▸ What you need to do
What is the number of lines in the entries below that include the word "favicon"? Provide the number only.

App and web page records
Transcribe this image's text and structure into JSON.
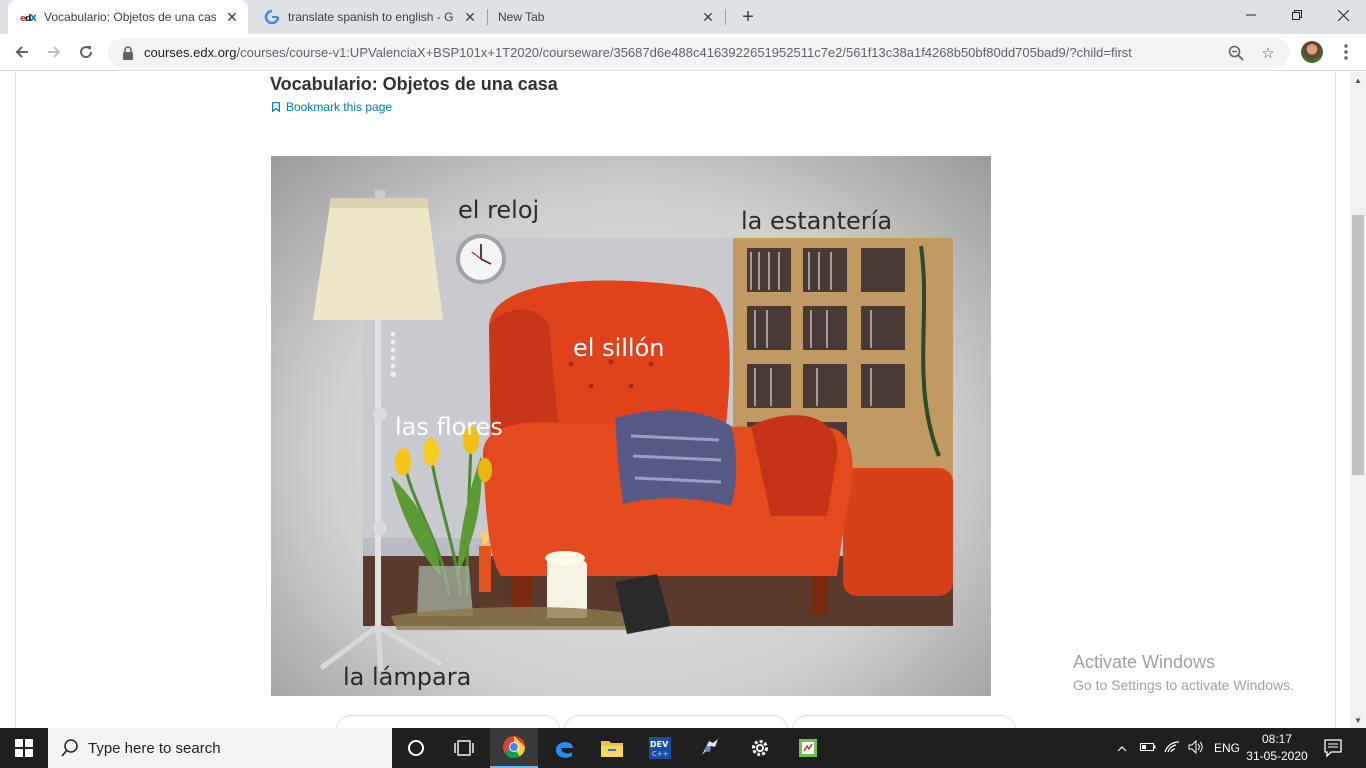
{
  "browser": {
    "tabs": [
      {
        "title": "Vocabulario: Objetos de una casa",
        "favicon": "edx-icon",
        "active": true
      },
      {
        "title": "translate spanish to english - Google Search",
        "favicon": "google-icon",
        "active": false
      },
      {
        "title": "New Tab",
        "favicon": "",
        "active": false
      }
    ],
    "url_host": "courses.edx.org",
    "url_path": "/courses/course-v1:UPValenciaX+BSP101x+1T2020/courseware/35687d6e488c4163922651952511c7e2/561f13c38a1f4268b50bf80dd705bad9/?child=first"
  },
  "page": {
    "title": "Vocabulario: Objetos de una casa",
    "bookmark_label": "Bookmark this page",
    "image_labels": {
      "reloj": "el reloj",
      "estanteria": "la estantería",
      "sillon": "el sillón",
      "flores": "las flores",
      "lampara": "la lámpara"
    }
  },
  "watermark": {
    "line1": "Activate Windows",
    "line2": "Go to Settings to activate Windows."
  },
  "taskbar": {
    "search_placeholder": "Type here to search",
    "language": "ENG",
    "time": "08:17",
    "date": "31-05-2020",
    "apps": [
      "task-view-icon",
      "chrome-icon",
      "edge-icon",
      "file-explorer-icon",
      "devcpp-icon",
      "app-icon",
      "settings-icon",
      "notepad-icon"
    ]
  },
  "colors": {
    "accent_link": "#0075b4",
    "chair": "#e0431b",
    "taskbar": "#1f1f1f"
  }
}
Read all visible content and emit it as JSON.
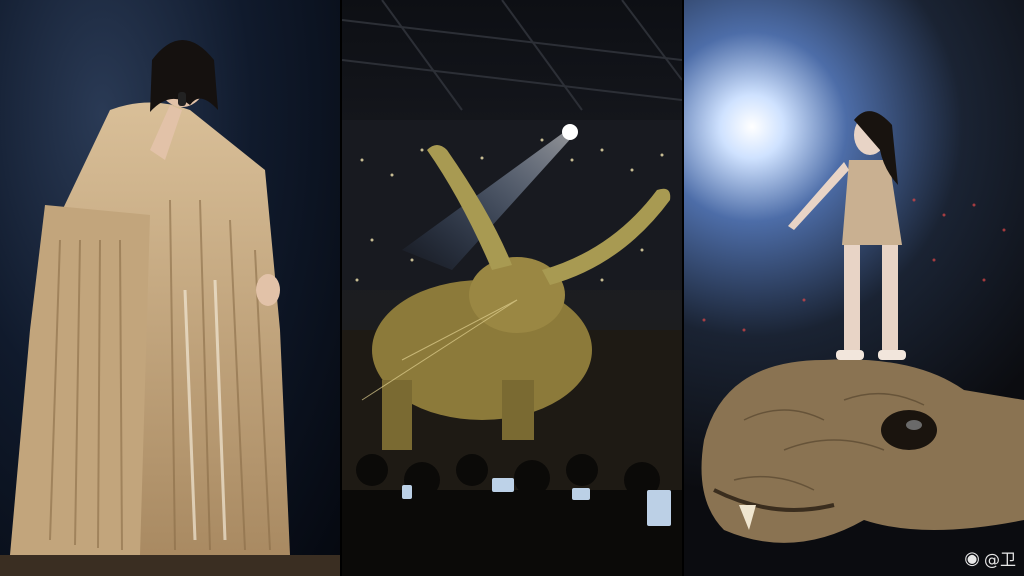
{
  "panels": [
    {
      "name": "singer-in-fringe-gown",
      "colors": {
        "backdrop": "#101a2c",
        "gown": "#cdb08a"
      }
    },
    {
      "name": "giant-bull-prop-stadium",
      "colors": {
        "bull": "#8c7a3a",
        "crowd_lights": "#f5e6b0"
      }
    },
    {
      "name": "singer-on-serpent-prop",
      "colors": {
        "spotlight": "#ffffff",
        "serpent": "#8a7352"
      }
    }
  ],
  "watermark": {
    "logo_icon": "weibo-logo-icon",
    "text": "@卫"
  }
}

▸ Exercise response
3